◆ WHAT NEEDS TO BE DONE ◆
The records below are to be written out again, exactly as they appear.

◆ RECORD EXTRACTS ◆
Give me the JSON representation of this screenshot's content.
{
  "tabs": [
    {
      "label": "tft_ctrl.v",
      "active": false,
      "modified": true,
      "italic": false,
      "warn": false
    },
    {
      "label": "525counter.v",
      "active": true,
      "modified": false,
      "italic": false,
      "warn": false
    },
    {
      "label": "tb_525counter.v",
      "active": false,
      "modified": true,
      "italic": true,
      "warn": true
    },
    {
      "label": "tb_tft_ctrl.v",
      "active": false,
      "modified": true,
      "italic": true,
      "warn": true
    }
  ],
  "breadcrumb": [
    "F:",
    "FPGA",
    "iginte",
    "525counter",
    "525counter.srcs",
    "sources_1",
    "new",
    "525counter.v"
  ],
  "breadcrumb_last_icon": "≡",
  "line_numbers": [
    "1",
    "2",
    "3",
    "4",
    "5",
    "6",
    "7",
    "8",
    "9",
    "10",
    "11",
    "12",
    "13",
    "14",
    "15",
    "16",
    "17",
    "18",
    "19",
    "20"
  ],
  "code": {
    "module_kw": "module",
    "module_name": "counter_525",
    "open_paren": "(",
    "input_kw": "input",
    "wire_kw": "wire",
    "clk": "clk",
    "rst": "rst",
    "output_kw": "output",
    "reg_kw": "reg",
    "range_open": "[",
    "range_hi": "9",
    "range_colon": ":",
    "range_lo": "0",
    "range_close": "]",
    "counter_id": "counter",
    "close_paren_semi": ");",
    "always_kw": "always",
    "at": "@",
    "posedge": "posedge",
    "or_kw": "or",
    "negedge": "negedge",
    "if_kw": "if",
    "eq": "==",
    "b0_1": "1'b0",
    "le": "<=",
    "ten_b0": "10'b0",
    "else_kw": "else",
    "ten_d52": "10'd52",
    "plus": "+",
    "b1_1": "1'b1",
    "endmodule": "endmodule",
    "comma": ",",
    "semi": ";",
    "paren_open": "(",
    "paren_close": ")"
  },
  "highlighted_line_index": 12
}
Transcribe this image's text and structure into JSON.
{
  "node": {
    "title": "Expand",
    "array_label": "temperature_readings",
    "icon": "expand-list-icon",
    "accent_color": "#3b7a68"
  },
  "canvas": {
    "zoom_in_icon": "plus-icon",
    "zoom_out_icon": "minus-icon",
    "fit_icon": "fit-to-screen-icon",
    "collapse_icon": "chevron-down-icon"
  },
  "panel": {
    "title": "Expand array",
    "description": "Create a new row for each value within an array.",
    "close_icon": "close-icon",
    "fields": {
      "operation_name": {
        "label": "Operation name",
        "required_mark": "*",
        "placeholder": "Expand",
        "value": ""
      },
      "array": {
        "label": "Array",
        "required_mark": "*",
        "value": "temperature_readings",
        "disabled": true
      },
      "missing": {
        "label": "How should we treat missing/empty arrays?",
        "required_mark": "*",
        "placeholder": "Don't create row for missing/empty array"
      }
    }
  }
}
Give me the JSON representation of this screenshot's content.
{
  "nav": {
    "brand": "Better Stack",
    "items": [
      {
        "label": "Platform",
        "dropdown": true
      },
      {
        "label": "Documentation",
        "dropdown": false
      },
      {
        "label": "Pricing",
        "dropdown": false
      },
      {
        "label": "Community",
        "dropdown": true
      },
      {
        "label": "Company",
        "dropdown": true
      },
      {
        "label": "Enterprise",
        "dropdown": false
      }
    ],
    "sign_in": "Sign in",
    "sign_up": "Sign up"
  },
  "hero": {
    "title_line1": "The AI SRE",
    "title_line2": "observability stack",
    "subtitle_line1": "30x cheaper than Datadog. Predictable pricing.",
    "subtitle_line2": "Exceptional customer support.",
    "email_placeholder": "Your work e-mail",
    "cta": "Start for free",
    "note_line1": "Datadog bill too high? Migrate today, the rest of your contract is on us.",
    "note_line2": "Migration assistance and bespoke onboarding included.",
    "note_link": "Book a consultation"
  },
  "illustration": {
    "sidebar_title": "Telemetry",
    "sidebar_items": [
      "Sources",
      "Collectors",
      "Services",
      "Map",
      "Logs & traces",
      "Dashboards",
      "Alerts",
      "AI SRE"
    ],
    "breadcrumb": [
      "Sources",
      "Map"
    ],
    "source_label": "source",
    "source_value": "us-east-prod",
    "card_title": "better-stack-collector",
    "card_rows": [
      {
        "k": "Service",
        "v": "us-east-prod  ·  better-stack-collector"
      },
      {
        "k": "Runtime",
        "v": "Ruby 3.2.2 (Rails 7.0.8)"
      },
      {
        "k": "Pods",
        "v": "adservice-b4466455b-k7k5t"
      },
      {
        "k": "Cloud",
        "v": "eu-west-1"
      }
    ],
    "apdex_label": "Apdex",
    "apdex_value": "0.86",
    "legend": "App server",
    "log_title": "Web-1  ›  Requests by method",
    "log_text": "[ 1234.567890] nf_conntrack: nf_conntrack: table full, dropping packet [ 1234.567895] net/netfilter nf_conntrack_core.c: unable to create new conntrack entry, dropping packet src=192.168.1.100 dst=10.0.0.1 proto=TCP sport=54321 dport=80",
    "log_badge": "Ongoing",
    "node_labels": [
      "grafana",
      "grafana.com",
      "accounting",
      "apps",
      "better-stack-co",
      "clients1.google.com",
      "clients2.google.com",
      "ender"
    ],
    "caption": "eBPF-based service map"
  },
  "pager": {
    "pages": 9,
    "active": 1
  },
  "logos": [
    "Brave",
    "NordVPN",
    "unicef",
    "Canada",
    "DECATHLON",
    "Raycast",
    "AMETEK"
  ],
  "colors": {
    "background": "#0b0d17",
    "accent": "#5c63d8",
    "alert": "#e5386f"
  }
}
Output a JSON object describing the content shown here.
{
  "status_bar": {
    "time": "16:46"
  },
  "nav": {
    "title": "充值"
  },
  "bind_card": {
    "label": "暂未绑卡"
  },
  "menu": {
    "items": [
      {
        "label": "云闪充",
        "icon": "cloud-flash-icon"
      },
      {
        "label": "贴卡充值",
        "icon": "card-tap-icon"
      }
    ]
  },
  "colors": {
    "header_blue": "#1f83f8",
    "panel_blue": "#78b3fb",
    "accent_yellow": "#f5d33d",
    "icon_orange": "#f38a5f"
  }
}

◆ SOLUTION FOR THIS PROBLEM ◆
Give me the JSON representation of this screenshot's content.
{
  "tabs": [
    {
      "label": "tft_ctrl.v",
      "active": false,
      "modified": true,
      "italic": false,
      "warn": false
    },
    {
      "label": "525counter.v",
      "active": true,
      "modified": false,
      "italic": false,
      "warn": false
    },
    {
      "label": "tb_525counter.v",
      "active": false,
      "modified": true,
      "italic": true,
      "warn": true
    },
    {
      "label": "tb_tft_ctrl.v",
      "active": false,
      "modified": true,
      "italic": true,
      "warn": true
    }
  ],
  "breadcrumb": [
    "F:",
    "FPGA",
    "iginte",
    "525counter",
    "525counter.srcs",
    "sources_1",
    "new",
    "525counter.v"
  ],
  "breadcrumb_last_icon": "≡",
  "line_numbers": [
    "1",
    "2",
    "3",
    "4",
    "5",
    "6",
    "7",
    "8",
    "9",
    "10",
    "11",
    "12",
    "13",
    "14",
    "15",
    "16",
    "17",
    "18",
    "19",
    "20"
  ],
  "code": {
    "module_kw": "module",
    "module_name": "counter_525",
    "open_paren": "(",
    "input_kw": "input",
    "wire_kw": "wire",
    "clk": "clk",
    "rst": "rst",
    "output_kw": "output",
    "reg_kw": "reg",
    "range_open": "[",
    "range_hi": "9",
    "range_colon": ":",
    "range_lo": "0",
    "range_close": "]",
    "counter_id": "counter",
    "close_paren_semi": ");",
    "always_kw": "always",
    "at": "@",
    "posedge": "posedge",
    "or_kw": "or",
    "negedge": "negedge",
    "if_kw": "if",
    "eq": "==",
    "b0_1": "1'b0",
    "le": "<=",
    "ten_b0": "10'b0",
    "else_kw": "else",
    "ten_d52": "10'd52",
    "plus": "+",
    "b1_1": "1'b1",
    "endmodule": "endmodule",
    "comma": ",",
    "semi": ";",
    "paren_open": "(",
    "paren_close": ")"
  },
  "highlighted_line_index": 12
}
Transcribe this image's text and structure into JSON.
{
  "node": {
    "title": "Expand",
    "array_label": "temperature_readings",
    "icon": "expand-list-icon",
    "accent_color": "#3b7a68"
  },
  "canvas": {
    "zoom_in_icon": "plus-icon",
    "zoom_out_icon": "minus-icon",
    "fit_icon": "fit-to-screen-icon",
    "collapse_icon": "chevron-down-icon"
  },
  "panel": {
    "title": "Expand array",
    "description": "Create a new row for each value within an array.",
    "close_icon": "close-icon",
    "fields": {
      "operation_name": {
        "label": "Operation name",
        "required_mark": "*",
        "placeholder": "Expand",
        "value": ""
      },
      "array": {
        "label": "Array",
        "required_mark": "*",
        "value": "temperature_readings",
        "disabled": true
      },
      "missing": {
        "label": "How should we treat missing/empty arrays?",
        "required_mark": "*",
        "placeholder": "Don't create row for missing/empty array"
      }
    }
  }
}
Give me the JSON representation of this screenshot's content.
{
  "nav": {
    "brand": "Better Stack",
    "items": [
      {
        "label": "Platform",
        "dropdown": true
      },
      {
        "label": "Documentation",
        "dropdown": false
      },
      {
        "label": "Pricing",
        "dropdown": false
      },
      {
        "label": "Community",
        "dropdown": true
      },
      {
        "label": "Company",
        "dropdown": true
      },
      {
        "label": "Enterprise",
        "dropdown": false
      }
    ],
    "sign_in": "Sign in",
    "sign_up": "Sign up"
  },
  "hero": {
    "title_line1": "The AI SRE",
    "title_line2": "observability stack",
    "subtitle_line1": "30x cheaper than Datadog. Predictable pricing.",
    "subtitle_line2": "Exceptional customer support.",
    "email_placeholder": "Your work e-mail",
    "cta": "Start for free",
    "note_line1": "Datadog bill too high? Migrate today, the rest of your contract is on us.",
    "note_line2": "Migration assistance and bespoke onboarding included.",
    "note_link": "Book a consultation"
  },
  "illustration": {
    "sidebar_title": "Telemetry",
    "sidebar_items": [
      "Sources",
      "Collectors",
      "Services",
      "Map",
      "Logs & traces",
      "Dashboards",
      "Alerts",
      "AI SRE"
    ],
    "breadcrumb": [
      "Sources",
      "Map"
    ],
    "source_label": "source",
    "source_value": "us-east-prod",
    "card_title": "better-stack-collector",
    "card_rows": [
      {
        "k": "Service",
        "v": "us-east-prod  ·  better-stack-collector"
      },
      {
        "k": "Runtime",
        "v": "Ruby 3.2.2 (Rails 7.0.8)"
      },
      {
        "k": "Pods",
        "v": "adservice-b4466455b-k7k5t"
      },
      {
        "k": "Cloud",
        "v": "eu-west-1"
      }
    ],
    "apdex_label": "Apdex",
    "apdex_value": "0.86",
    "legend": "App server",
    "log_title": "Web-1  ›  Requests by method",
    "log_text": "[ 1234.567890] nf_conntrack: nf_conntrack: table full, dropping packet [ 1234.567895] net/netfilter nf_conntrack_core.c: unable to create new conntrack entry, dropping packet src=192.168.1.100 dst=10.0.0.1 proto=TCP sport=54321 dport=80",
    "log_badge": "Ongoing",
    "node_labels": [
      "grafana",
      "grafana.com",
      "accounting",
      "apps",
      "better-stack-co",
      "clients1.google.com",
      "clients2.google.com",
      "ender"
    ],
    "caption": "eBPF-based service map"
  },
  "pager": {
    "pages": 9,
    "active": 1
  },
  "logos": [
    "Brave",
    "NordVPN",
    "unicef",
    "Canada",
    "DECATHLON",
    "Raycast",
    "AMETEK"
  ],
  "colors": {
    "background": "#0b0d17",
    "accent": "#5c63d8",
    "alert": "#e5386f"
  }
}
Output a JSON object describing the content shown here.
{
  "status_bar": {
    "time": "16:46"
  },
  "nav": {
    "title": "充值"
  },
  "bind_card": {
    "label": "暂未绑卡"
  },
  "menu": {
    "items": [
      {
        "label": "云闪充",
        "icon": "cloud-flash-icon"
      },
      {
        "label": "贴卡充值",
        "icon": "card-tap-icon"
      }
    ]
  },
  "colors": {
    "header_blue": "#1f83f8",
    "panel_blue": "#78b3fb",
    "accent_yellow": "#f5d33d",
    "icon_orange": "#f38a5f"
  }
}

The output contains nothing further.